Synanthedon pyri (Harris, 1840)
Aegeria pyri Harris, 1840
* phylogenetic sequence #080250
Explanation of Names
PYRI: from the Latin "pyrum" or "pirum" (a pear); the pear genus is Pyrus - pear trees are one of the hosts of this species
Adult - female: antenna pale yellow on apical half; fourth abdominal segment with broad yellow band; anal tuft brushlike with yellow laterally (MONA fascicle 5.1).
Larva - creamy white with brown head (head wider than long), covered in short, stiff hairs. (1)
Southern Canada south to West Virgina, west to Illinois. (1)
Orchards, pastures, wood edges and clearings, river floodplains.
Adults fly from mid-May to mid-July.
Larvae feed on bark and cambium of apple, pear and hawthorn. (1)
One generation per year; eggs deposited in crevices in bark; incubation period 4-8 days; larvae are cannibalistic when confined; some larvae complete development in 13 months, others require 20-22 months; 85% have one-year life cycle, remainder take 2 years to develop; larvae overwinter in silken cells under bark; pupal stage lasts 13-23 days.
Dogwood Borer (S. scitula) has a rounded anal tuft (not wedge-shaped or brushlike), yellow "shoulder straps", and lacks yellow on the antennae.
Beutenmüller, W. 1901. Monograph of the Sesiidae of America, north of Mexico.

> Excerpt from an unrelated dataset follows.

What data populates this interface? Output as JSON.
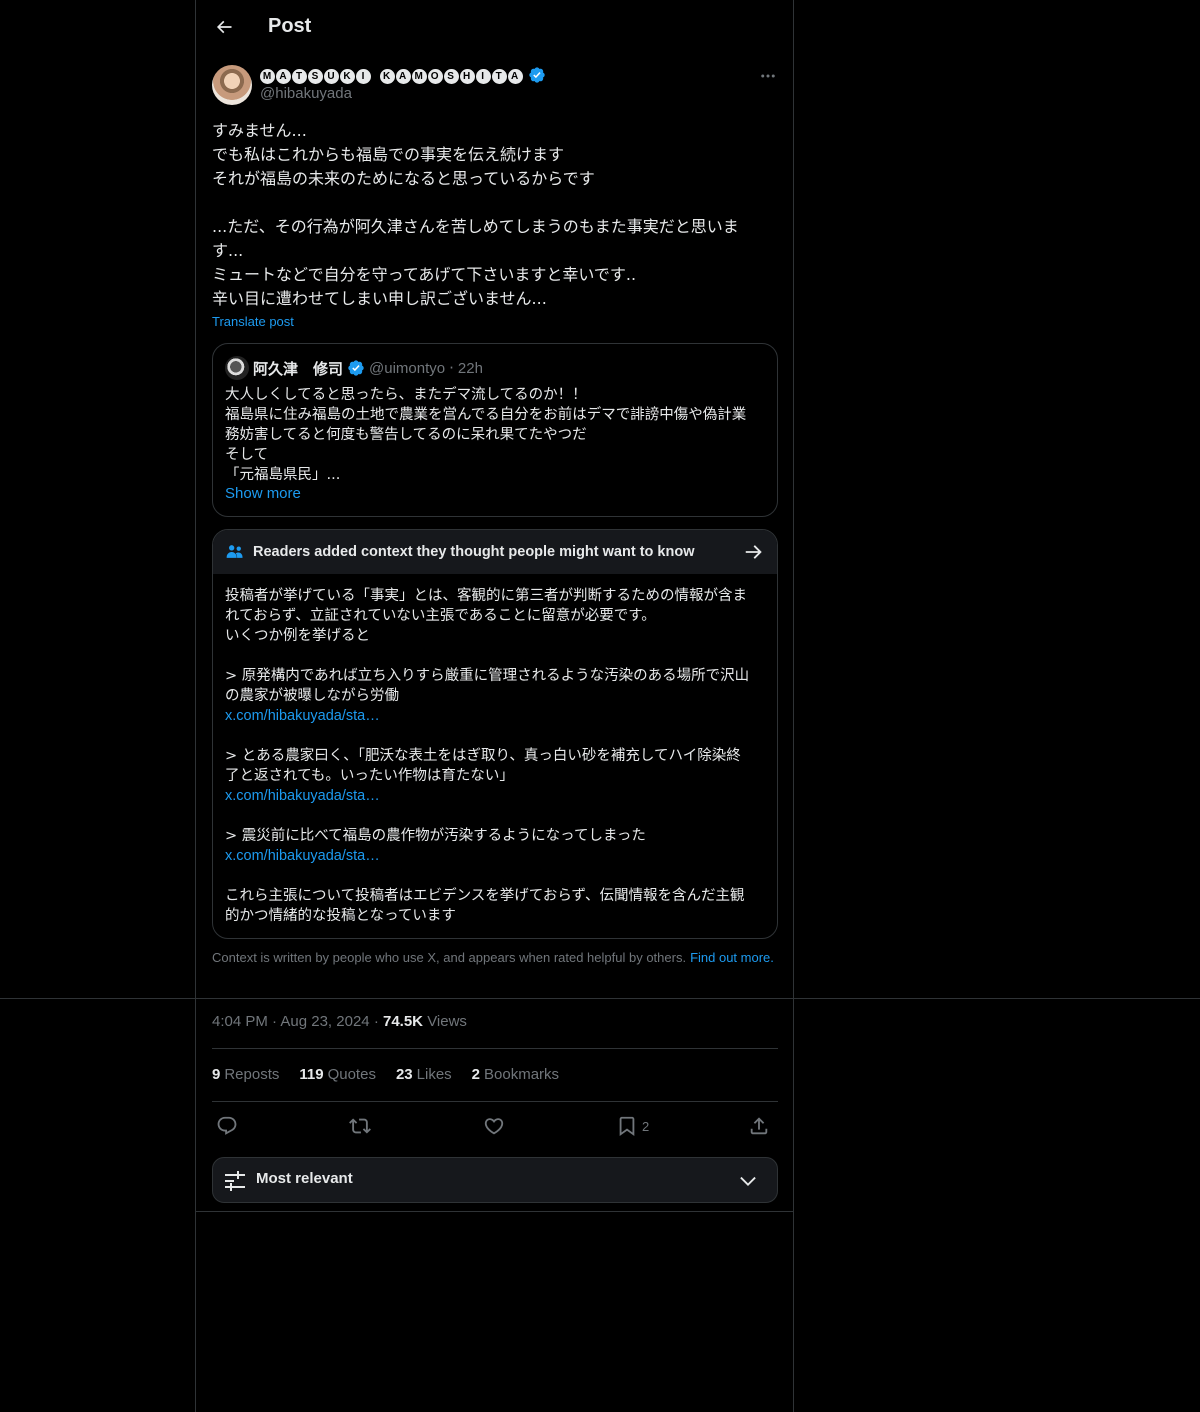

Memoirs of the American Museum of Natural History 1(6): 297-298
, f.16 (2)
Engelhardt, G.P. 1946. The North American Clear-wing Moths of the family Aegeriidae. United States National Museum Bulletin 190: 118-119
, f.154 (3)
Solomon, J.D. 1995. Guide to insect borers in North American broadleaf trees and shrubs. USDA Forest Service Agriculture Handbook AH-706: 78-80, f.29 (download menu